Your assignment » Among the records below, find each line that includes the string "tickets" and copy it.

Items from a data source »
┄┄┄┄┄┄┄┄┄┄
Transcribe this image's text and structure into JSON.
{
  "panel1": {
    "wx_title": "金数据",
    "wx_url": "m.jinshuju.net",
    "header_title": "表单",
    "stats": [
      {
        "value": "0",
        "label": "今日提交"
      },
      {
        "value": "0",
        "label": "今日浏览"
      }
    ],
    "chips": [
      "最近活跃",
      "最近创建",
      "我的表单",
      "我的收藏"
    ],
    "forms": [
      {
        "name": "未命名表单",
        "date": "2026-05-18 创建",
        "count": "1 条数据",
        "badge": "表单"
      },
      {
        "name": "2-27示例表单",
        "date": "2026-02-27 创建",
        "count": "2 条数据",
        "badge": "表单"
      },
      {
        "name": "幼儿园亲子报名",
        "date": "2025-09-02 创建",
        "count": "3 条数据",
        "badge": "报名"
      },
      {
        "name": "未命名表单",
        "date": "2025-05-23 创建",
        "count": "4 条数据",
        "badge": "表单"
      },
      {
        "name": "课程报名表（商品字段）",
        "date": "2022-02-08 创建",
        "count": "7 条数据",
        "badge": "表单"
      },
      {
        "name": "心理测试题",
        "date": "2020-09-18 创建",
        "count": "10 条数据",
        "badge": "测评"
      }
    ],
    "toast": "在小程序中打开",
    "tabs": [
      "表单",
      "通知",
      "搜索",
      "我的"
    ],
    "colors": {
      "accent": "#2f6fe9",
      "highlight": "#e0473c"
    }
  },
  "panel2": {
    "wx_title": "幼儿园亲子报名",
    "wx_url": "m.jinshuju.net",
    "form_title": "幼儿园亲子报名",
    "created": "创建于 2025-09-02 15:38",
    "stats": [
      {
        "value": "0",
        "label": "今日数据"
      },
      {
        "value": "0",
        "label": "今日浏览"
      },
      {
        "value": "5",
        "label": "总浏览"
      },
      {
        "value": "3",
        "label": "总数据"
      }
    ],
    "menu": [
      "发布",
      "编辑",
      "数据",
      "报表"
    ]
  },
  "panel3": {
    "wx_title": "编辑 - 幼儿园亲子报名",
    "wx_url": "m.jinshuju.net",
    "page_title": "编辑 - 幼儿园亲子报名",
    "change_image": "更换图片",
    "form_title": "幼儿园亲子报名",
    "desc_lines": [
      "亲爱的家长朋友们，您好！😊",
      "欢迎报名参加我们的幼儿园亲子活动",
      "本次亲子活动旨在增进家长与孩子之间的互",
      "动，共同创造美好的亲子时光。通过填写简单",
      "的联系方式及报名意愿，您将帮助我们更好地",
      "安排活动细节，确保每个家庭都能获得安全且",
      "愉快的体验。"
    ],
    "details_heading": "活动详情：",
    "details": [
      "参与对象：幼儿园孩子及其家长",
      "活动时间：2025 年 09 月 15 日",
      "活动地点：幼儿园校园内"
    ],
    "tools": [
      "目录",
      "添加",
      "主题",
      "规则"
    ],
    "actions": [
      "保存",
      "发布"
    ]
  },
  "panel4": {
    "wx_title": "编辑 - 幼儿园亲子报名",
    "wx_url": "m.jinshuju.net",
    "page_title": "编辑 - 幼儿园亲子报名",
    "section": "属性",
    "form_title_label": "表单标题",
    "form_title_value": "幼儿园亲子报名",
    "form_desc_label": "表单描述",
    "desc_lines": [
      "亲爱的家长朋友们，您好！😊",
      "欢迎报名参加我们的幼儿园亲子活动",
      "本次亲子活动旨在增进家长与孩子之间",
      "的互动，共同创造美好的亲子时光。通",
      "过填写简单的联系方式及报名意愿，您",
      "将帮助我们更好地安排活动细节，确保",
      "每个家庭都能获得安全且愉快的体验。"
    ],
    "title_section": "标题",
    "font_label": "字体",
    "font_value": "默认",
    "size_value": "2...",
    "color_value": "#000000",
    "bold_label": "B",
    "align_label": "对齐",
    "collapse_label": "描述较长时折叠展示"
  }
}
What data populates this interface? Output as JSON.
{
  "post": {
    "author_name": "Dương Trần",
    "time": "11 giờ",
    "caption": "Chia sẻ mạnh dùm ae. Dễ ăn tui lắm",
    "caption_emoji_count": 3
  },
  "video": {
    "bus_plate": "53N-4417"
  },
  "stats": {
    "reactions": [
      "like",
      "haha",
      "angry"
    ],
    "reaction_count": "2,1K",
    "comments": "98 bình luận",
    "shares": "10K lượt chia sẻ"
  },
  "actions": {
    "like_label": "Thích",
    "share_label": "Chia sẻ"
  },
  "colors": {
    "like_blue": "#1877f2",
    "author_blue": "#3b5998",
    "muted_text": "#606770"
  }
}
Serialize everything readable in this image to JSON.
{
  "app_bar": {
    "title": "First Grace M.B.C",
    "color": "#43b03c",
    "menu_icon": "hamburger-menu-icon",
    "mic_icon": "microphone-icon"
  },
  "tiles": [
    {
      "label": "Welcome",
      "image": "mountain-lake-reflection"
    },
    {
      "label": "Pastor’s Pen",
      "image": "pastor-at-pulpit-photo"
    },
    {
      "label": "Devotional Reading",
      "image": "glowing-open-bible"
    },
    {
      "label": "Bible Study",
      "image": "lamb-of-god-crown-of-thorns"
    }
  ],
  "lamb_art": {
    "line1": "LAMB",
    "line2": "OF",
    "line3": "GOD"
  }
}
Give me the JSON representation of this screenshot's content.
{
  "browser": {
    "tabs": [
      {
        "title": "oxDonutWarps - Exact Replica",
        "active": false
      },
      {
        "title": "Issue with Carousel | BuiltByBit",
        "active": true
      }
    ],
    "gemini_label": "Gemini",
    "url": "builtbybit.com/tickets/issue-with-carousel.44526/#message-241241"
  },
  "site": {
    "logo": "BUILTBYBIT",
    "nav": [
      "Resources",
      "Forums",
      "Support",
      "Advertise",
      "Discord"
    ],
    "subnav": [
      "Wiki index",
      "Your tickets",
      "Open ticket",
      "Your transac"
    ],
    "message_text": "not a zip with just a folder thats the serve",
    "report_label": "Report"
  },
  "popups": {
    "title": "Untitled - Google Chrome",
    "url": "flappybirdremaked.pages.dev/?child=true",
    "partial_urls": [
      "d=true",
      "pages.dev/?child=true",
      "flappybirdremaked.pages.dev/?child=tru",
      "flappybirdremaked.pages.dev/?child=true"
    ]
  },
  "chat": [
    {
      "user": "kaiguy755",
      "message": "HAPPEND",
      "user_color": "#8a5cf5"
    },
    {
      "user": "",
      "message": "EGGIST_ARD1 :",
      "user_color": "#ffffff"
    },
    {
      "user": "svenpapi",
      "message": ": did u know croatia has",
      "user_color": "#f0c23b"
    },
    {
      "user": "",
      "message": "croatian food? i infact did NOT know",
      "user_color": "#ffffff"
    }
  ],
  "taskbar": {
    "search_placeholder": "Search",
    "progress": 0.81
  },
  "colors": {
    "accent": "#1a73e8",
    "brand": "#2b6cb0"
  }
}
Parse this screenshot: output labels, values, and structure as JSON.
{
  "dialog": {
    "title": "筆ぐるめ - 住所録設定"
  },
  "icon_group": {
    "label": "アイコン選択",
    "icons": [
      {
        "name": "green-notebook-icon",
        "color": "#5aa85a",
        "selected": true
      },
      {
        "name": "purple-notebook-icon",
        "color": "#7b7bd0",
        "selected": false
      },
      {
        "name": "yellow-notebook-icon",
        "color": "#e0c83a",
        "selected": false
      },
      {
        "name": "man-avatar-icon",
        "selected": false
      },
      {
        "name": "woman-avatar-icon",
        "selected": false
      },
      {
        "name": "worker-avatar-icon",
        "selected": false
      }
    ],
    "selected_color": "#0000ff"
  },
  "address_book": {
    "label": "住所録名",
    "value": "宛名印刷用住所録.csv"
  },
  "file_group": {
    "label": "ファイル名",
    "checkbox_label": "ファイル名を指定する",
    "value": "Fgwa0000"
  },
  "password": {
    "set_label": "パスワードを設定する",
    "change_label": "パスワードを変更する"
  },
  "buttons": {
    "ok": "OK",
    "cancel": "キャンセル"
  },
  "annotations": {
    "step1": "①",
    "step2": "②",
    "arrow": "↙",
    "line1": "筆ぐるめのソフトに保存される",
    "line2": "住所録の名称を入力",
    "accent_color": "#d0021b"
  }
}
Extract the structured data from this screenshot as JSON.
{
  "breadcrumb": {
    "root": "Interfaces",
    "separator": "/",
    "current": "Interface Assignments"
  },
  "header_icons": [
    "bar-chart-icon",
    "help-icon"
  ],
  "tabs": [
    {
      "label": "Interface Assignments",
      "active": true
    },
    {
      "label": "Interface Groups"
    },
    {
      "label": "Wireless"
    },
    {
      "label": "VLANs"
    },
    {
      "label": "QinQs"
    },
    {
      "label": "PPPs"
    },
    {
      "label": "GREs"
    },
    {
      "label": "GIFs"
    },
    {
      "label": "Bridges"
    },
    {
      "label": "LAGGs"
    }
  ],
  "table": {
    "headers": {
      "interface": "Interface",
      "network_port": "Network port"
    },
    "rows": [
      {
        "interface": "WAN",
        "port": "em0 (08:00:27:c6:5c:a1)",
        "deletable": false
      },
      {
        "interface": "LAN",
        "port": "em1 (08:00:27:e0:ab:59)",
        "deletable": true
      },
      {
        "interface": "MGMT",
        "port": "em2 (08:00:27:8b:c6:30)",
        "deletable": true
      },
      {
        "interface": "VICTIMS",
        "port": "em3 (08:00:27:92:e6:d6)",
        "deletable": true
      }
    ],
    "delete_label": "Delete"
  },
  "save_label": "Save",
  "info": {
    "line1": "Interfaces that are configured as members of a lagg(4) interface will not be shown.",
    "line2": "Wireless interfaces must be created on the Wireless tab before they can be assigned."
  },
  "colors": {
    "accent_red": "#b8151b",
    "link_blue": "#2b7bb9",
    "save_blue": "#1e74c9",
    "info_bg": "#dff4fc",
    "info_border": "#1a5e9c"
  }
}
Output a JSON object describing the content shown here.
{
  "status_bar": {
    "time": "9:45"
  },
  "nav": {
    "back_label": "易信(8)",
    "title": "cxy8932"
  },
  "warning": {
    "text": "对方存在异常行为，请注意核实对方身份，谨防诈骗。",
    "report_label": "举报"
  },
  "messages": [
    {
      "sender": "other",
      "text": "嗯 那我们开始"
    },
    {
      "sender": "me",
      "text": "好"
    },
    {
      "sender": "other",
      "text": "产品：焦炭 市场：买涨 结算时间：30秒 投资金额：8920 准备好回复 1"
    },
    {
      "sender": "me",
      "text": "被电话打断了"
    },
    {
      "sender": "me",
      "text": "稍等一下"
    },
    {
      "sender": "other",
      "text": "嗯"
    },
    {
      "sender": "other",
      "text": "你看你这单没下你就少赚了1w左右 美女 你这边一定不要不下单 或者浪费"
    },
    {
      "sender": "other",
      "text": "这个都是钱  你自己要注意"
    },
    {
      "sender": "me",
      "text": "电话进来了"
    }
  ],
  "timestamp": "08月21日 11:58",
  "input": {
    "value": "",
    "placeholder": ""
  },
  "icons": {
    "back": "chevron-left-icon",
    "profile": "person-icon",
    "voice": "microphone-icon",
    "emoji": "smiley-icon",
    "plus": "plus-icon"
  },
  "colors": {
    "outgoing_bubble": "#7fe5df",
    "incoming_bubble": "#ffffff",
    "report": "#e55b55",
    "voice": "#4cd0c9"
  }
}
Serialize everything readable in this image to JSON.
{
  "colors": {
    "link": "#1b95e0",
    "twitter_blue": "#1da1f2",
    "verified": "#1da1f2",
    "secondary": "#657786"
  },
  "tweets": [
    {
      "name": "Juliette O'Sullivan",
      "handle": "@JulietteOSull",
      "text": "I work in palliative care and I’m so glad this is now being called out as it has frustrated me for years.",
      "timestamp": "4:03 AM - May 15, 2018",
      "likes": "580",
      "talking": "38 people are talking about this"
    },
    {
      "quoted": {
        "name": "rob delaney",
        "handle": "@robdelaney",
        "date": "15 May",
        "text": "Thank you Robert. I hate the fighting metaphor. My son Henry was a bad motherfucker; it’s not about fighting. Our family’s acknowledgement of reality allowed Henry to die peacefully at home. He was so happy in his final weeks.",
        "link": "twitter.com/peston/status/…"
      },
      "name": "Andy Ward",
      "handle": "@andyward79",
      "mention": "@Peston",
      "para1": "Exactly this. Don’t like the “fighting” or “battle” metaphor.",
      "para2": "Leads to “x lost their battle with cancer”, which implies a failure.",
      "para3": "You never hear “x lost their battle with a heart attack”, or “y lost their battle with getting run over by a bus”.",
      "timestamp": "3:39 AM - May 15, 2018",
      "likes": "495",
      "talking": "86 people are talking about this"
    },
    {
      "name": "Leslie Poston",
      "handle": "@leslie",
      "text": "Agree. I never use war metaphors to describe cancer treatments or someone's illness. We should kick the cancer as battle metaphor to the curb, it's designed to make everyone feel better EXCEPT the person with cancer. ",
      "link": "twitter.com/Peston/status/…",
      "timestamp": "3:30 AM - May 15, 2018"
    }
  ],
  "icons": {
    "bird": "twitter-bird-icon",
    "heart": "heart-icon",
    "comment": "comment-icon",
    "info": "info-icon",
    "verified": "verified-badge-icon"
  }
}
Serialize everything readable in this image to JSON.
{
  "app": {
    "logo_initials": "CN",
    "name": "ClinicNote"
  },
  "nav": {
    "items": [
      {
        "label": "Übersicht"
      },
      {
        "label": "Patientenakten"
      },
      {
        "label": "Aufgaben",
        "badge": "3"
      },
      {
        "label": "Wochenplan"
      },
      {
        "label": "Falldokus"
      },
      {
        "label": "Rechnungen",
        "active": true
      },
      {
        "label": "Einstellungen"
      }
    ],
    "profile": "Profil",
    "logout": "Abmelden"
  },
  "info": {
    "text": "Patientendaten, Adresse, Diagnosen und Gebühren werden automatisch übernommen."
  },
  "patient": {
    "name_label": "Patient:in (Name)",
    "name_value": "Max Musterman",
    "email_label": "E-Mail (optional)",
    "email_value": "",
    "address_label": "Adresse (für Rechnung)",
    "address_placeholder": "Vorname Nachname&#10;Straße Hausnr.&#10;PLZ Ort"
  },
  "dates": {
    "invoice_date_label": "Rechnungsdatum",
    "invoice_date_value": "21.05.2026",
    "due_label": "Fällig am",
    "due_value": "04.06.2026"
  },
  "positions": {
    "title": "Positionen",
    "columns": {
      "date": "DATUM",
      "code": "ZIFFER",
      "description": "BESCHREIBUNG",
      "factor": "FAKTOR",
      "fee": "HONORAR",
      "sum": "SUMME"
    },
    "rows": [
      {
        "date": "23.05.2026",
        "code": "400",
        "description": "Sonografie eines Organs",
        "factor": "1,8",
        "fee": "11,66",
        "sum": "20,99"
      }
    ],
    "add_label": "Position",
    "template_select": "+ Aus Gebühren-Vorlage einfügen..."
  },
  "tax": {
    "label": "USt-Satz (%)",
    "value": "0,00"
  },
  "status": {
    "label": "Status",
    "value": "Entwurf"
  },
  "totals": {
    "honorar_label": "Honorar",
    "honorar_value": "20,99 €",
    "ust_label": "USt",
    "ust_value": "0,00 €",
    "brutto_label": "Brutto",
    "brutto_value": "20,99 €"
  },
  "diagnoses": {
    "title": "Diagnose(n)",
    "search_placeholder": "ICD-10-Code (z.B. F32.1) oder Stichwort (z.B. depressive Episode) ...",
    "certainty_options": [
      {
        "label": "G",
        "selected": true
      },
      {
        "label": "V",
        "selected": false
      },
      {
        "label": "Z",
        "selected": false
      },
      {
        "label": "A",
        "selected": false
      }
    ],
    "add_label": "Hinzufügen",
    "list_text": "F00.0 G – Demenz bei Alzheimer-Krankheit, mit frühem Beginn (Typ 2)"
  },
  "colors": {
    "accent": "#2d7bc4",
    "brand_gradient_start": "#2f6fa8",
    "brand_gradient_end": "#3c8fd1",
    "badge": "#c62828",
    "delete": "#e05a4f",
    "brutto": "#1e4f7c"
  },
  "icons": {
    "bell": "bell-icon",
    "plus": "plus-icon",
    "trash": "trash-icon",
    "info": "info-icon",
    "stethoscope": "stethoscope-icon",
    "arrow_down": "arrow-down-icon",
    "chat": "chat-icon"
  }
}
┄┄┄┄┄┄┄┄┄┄
Solution to this task »
    "url": "builtbybit.com/tickets/issue-with-carousel.44526/#message-241241"
      "Your tickets",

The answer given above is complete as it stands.